In a recent comedy show held at the Masonic in San Francisco, renowned comedian Dave Chappelle delivered a performance that sparked both controversy and praise. Chappelle’s remarks about the city’s alleged decline and his comedy’s alleged turn towards transphobia have generated intense discussions among audiences and critics alike.
According to a report by SFGate’s Dan Gentile, Chappelle’s routine included what the report described as a “barrage of transphobic dog whistles.” The report claimed that Chappelle’s comedy had taken a darker turn in recent years, with references to being a TERF (trans-exclusionary radical feminist) and expressing views on the immutability of gender, suggesting a perceived conflict between LGBTQ and Black rights movements.
Chappelle’s alleged disdain for present-day San Francisco was described as “crystal clear” by the report. One example cited was his question regarding the city’s homelessness crisis: “What the f*** happened to this place?” The report also highlighted an incident where Chappelle joked about a homeless person defecating in front of a restaurant, prompting criticism that the comedian had made irresponsible and dangerous remarks.
The writer of the report compared Chappelle’s insulation from criticism, attributed to his talent and wealth, to figures like Joe Rogan and Elon Musk. The article further criticized Chappelle for relying on what it perceived as insensitive and lazy tropes when joking about transgender individuals, rather than using his renowned incisive wit.
While the report claimed that Chappelle repeatedly used the transgender community as a punchline throughout the performance, it acknowledged that the show was sold out, and the room was filled with laughter, indicating a positive response from the audience.
It is worth noting that earlier this year, Chappelle won a Grammy award for Best Comedy Album for his Netflix special “The Closer.” The show sparked considerable anger from some members of the left due to its treatment of the transgender community. Harvey Mason Jr., CEO of the Recording Academy, responded to the potential backlash by emphasizing that the winners are chosen by the voters, highlighting the organization’s focus on evaluating artistic quality rather than moral positions.

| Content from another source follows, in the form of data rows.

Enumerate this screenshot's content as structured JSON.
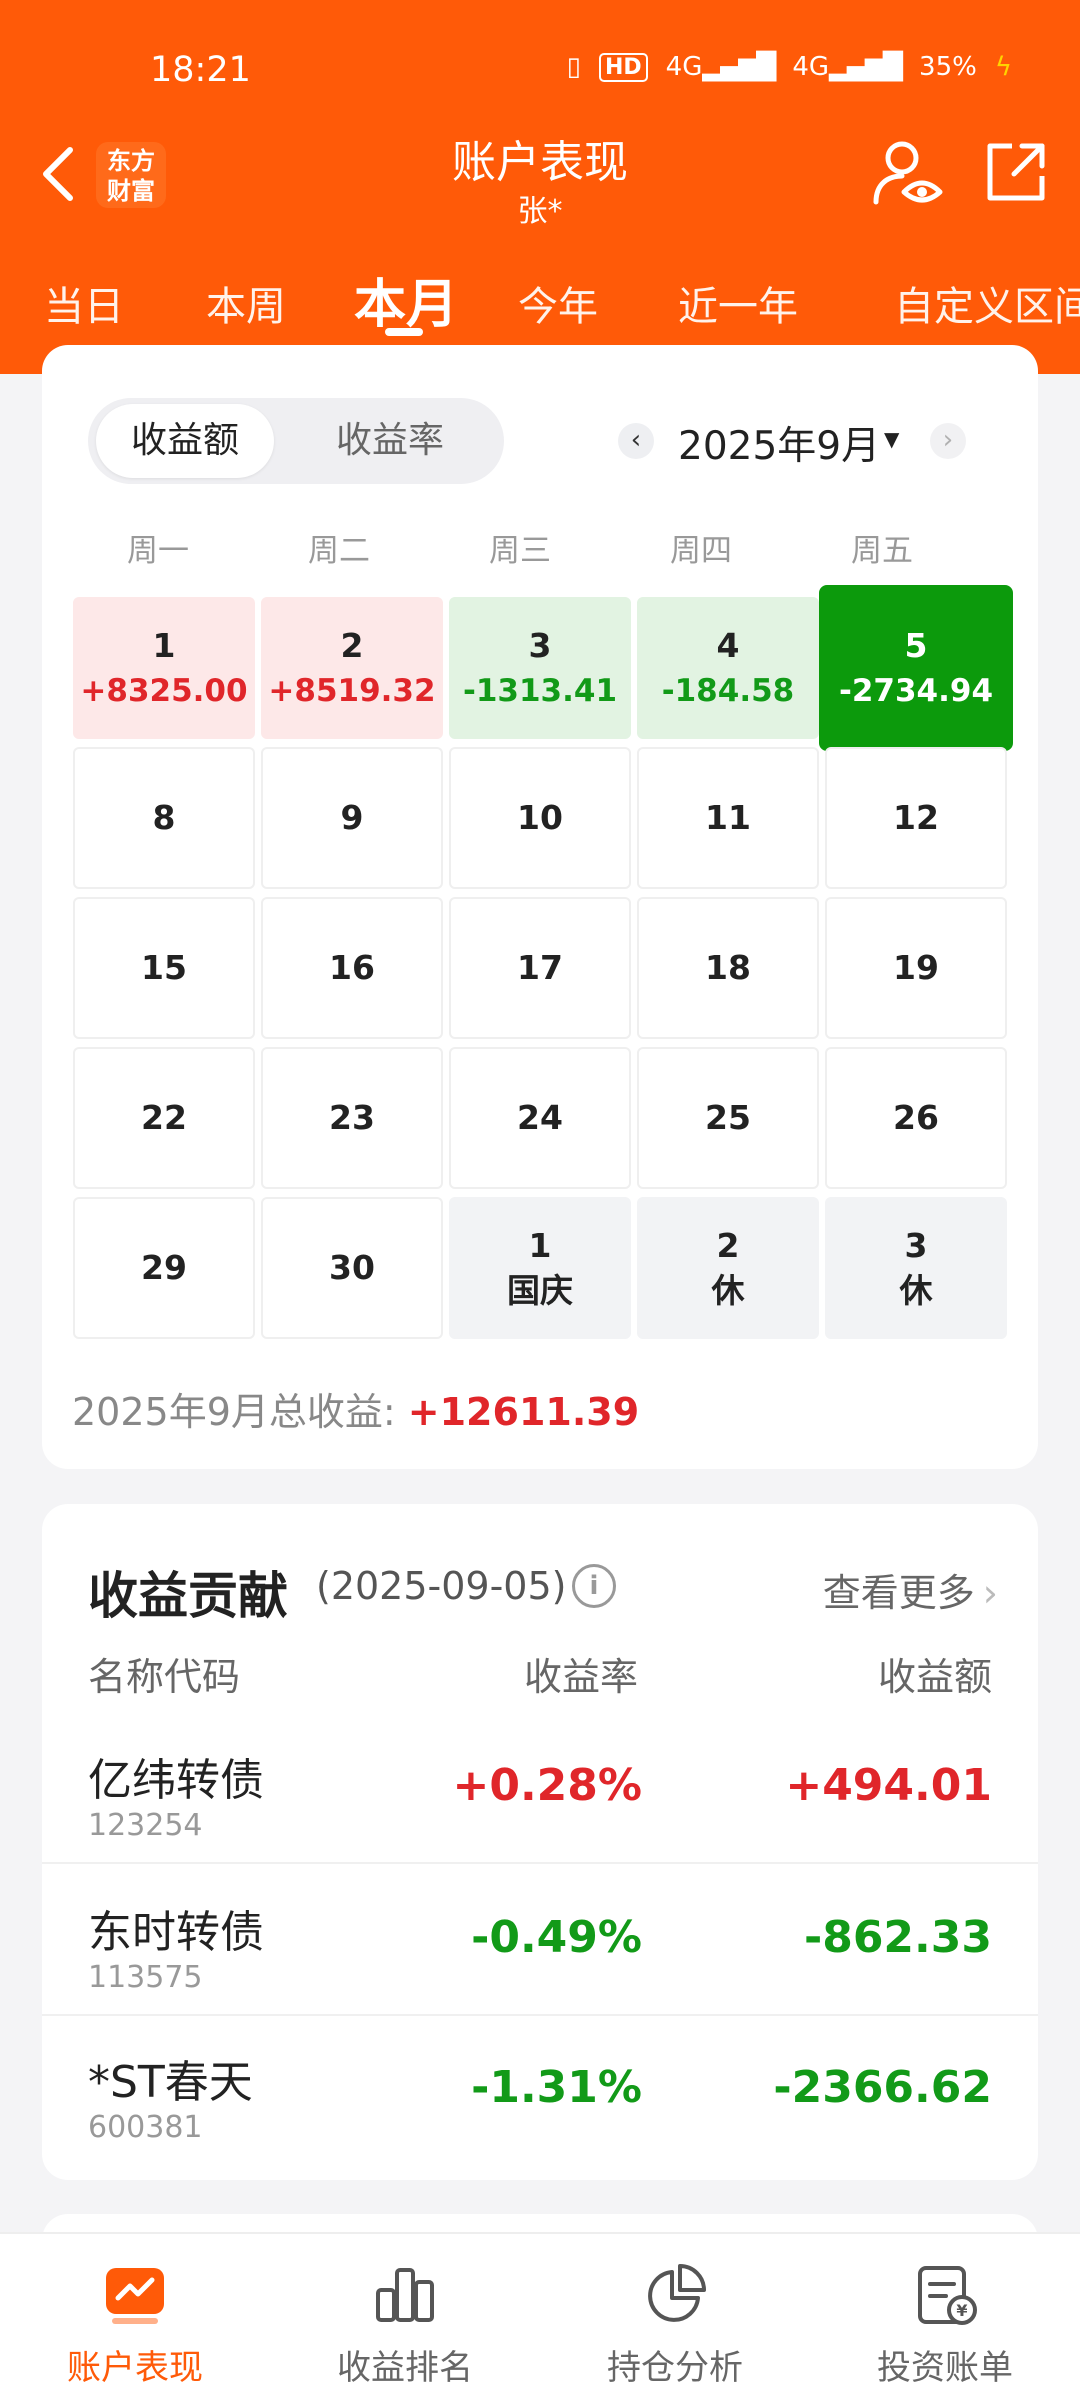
{
  "status_bar": {
    "time": "18:21",
    "hd": "HD",
    "network1": "4G",
    "network2": "4G",
    "battery": "35%"
  },
  "header": {
    "title": "账户表现",
    "subtitle": "张*",
    "logo_line1": "东方",
    "logo_line2": "财富"
  },
  "tabs": [
    "当日",
    "本周",
    "本月",
    "今年",
    "近一年",
    "自定义区间"
  ],
  "active_tab": "本月",
  "calendar": {
    "toggle": {
      "active": "收益额",
      "inactive": "收益率"
    },
    "month_label": "2025年9月",
    "weekdays": [
      "周一",
      "周二",
      "周三",
      "周四",
      "周五"
    ],
    "rows": [
      [
        {
          "day": "1",
          "value": "+8325.00"
        },
        {
          "day": "2",
          "value": "+8519.32"
        },
        {
          "day": "3",
          "value": "-1313.41"
        },
        {
          "day": "4",
          "value": "-184.58"
        },
        {
          "day": "5",
          "value": "-2734.94"
        }
      ],
      [
        {
          "day": "8"
        },
        {
          "day": "9"
        },
        {
          "day": "10"
        },
        {
          "day": "11"
        },
        {
          "day": "12"
        }
      ],
      [
        {
          "day": "15"
        },
        {
          "day": "16"
        },
        {
          "day": "17"
        },
        {
          "day": "18"
        },
        {
          "day": "19"
        }
      ],
      [
        {
          "day": "22"
        },
        {
          "day": "23"
        },
        {
          "day": "24"
        },
        {
          "day": "25"
        },
        {
          "day": "26"
        }
      ],
      [
        {
          "day": "29"
        },
        {
          "day": "30"
        },
        {
          "day": "1",
          "value": "国庆"
        },
        {
          "day": "2",
          "value": "休"
        },
        {
          "day": "3",
          "value": "休"
        }
      ]
    ],
    "total_label": "2025年9月总收益:",
    "total_value": "+12611.39"
  },
  "contribution": {
    "title": "收益贡献",
    "date": "(2025-09-05)",
    "info_symbol": "i",
    "see_more": "查看更多",
    "see_more_chevron": "›",
    "headers": {
      "name": "名称代码",
      "rate": "收益率",
      "amount": "收益额"
    },
    "rows": [
      {
        "name": "亿纬转债",
        "code": "123254",
        "rate": "+0.28%",
        "amount": "+494.01"
      },
      {
        "name": "东时转债",
        "code": "113575",
        "rate": "-0.49%",
        "amount": "-862.33"
      },
      {
        "name": "*ST春天",
        "code": "600381",
        "rate": "-1.31%",
        "amount": "-2366.62"
      }
    ]
  },
  "bottom_nav": {
    "items": [
      {
        "label": "账户表现",
        "icon": "performance-chart-icon"
      },
      {
        "label": "收益排名",
        "icon": "bar-ranking-icon"
      },
      {
        "label": "持仓分析",
        "icon": "pie-chart-icon"
      },
      {
        "label": "投资账单",
        "icon": "bill-icon"
      }
    ],
    "active_index": 0
  },
  "colors": {
    "brand": "#ff5a08",
    "gain": "#e0262a",
    "loss": "#129a18",
    "today": "#0c9a0c"
  }
}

“If the voters feel like a creator deserves a nomination, they’re going to vote for them,” he said. “We’re never going to be in the business of deciding someone’s moral position or where we evaluate them to be on the scale of morality. I think our job is to evaluate the art and the quality of the art. We can make sure that all of our spaces are safe and people don’t feel threatened by anyone. But as far as the nominations or the awards, we really let the voters make that decision.”